* **WHAT IS EXPECTED**: Your response should consist of the entries below, written out exactly.

* **PROVIDED ENTRIES**:
□ □ □ □ □
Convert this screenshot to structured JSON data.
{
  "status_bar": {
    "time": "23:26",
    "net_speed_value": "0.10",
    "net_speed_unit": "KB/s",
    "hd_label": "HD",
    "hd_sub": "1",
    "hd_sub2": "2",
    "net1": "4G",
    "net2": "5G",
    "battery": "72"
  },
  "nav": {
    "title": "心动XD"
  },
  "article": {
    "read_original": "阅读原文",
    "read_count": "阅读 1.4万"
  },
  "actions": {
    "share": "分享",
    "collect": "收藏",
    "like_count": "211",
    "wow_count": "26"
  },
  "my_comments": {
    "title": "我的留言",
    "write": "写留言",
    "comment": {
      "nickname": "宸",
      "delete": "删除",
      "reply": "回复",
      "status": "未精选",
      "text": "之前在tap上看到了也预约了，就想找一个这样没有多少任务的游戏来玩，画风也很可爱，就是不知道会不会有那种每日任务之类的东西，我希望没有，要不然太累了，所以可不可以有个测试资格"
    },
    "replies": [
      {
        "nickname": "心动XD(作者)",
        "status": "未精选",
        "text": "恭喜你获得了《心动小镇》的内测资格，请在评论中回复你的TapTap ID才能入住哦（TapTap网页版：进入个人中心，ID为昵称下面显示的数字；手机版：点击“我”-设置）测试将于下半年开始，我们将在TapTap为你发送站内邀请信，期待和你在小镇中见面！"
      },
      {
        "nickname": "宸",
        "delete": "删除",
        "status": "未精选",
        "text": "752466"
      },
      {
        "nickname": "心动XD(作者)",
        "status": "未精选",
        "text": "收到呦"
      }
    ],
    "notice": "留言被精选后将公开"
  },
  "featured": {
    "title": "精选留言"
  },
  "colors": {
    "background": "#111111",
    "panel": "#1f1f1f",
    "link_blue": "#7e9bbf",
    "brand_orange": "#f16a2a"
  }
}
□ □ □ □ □
* **OUTPUT BELOW**:
Convert this screenshot to structured JSON data.
{
  "status_bar": {
    "time": "23:26",
    "net_speed_value": "0.10",
    "net_speed_unit": "KB/s",
    "hd_label": "HD",
    "hd_sub": "1",
    "hd_sub2": "2",
    "net1": "4G",
    "net2": "5G",
    "battery": "72"
  },
  "nav": {
    "title": "心动XD"
  },
  "article": {
    "read_original": "阅读原文",
    "read_count": "阅读 1.4万"
  },
  "actions": {
    "share": "分享",
    "collect": "收藏",
    "like_count": "211",
    "wow_count": "26"
  },
  "my_comments": {
    "title": "我的留言",
    "write": "写留言",
    "comment": {
      "nickname": "宸",
      "delete": "删除",
      "reply": "回复",
      "status": "未精选",
      "text": "之前在tap上看到了也预约了，就想找一个这样没有多少任务的游戏来玩，画风也很可爱，就是不知道会不会有那种每日任务之类的东西，我希望没有，要不然太累了，所以可不可以有个测试资格"
    },
    "replies": [
      {
        "nickname": "心动XD(作者)",
        "status": "未精选",
        "text": "恭喜你获得了《心动小镇》的内测资格，请在评论中回复你的TapTap ID才能入住哦（TapTap网页版：进入个人中心，ID为昵称下面显示的数字；手机版：点击“我”-设置）测试将于下半年开始，我们将在TapTap为你发送站内邀请信，期待和你在小镇中见面！"
      },
      {
        "nickname": "宸",
        "delete": "删除",
        "status": "未精选",
        "text": "752466"
      },
      {
        "nickname": "心动XD(作者)",
        "status": "未精选",
        "text": "收到呦"
      }
    ],
    "notice": "留言被精选后将公开"
  },
  "featured": {
    "title": "精选留言"
  },
  "colors": {
    "background": "#111111",
    "panel": "#1f1f1f",
    "link_blue": "#7e9bbf",
    "brand_orange": "#f16a2a"
  }
}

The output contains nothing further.